Archaeology and Edible Anthropology - Summer 2020
During Summer 2020 the LEAF School is offering two incredible opportunities for students to earn college credit while participating in archaeological, biological, and cultural field activities. An archaeological field school will provide students with the opportunity to earn nine credits in ANTH 270, 271, and 273 while participating in local cultural resource surveys and/or excavations. An edible anthropology field school will provide students with the opportunity to earn ten credits credits in ANTH 201, 202, and/or 215 while participating in biological and cultural field activities related to local and global foods. Students will be able to enroll in one or both field schools this summer. More details will be posted here as they become available during Winter and Spring 2020. Questions can be directed to Alicia Valentino (Archaeology) and Gem Baldwin (Edible Anthropology).
Fish, Wildlife, and Green Infrastructure
The LEAF School partners with the Center for Service-Learning to host fish and wildlife monitoring projects for the City of Mukilteo and Snohomish County and green infrastructure projects with the Cities of Edmonds and Lynnwood, Snohomish Conservation District, and Puget Sound Partnership. Students can sign up to participate in these projects through the Center for Service-Learning. Reports from previous projects are available at Dr. Thomas Murphy's profile page on Academia.edu.
In addition to summer field courses and activities throughout the year the LEAF School and Center for Service-Learning support large public events open to the community. Join us for events at q’wәld’ali (Place of the Cooking Fire) Cultural Kitchen, Campus Community Farm, and stәĺĵxwáli (Place-of-Medicine) Ethnobotanical Garden.
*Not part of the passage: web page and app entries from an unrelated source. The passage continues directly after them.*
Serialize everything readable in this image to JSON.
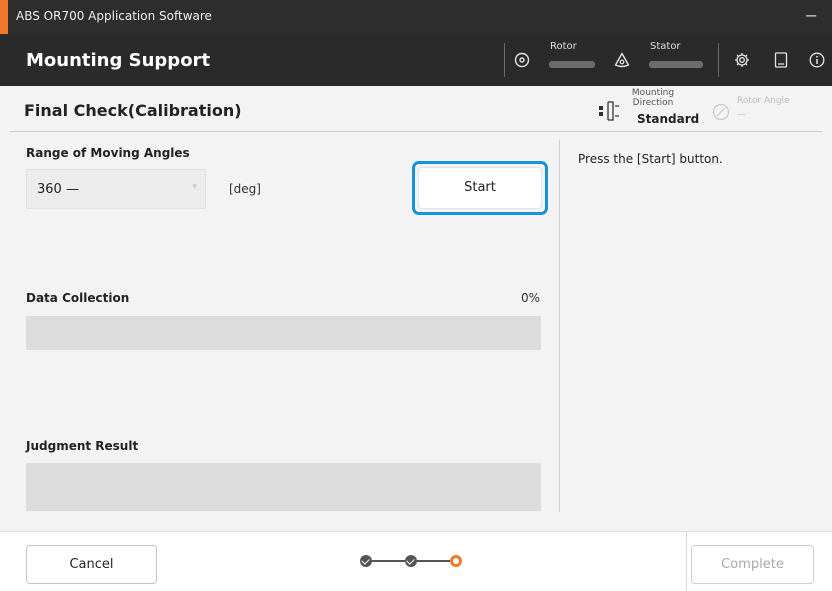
{
  "window": {
    "title": "ABS OR700 Application Software",
    "minimize_glyph": "−"
  },
  "header": {
    "title": "Mounting Support",
    "rotor_label": "Rotor",
    "stator_label": "Stator",
    "icons": [
      "rotor-icon",
      "stator-icon",
      "settings-icon",
      "manual-icon",
      "info-icon"
    ]
  },
  "subheader": {
    "title": "Final Check(Calibration)",
    "mounting_direction": {
      "label": "Mounting Direction",
      "value": "Standard"
    },
    "rotor_angle": {
      "label": "Rotor Angle",
      "value": "—"
    }
  },
  "range": {
    "label": "Range of Moving Angles",
    "selected": "360 —",
    "unit": "[deg]"
  },
  "start_label": "Start",
  "data_collection": {
    "label": "Data Collection",
    "percent_text": "0%",
    "progress": 0
  },
  "judgment": {
    "label": "Judgment Result"
  },
  "instruction": "Press the [Start] button.",
  "footer": {
    "cancel_label": "Cancel",
    "complete_label": "Complete",
    "steps": [
      "done",
      "done",
      "current"
    ]
  },
  "colors": {
    "accent": "#f0782a",
    "focus": "#1792d6",
    "header_bg": "#2a2a2a"
  }
}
Help the powwow committee and our Native Student Association host an annual Coastal Jam on Elizabeth Pertrovich Day in February and Powwow on the first weekend of May. Sign up for these and similar projects through the Center for Service-Learning.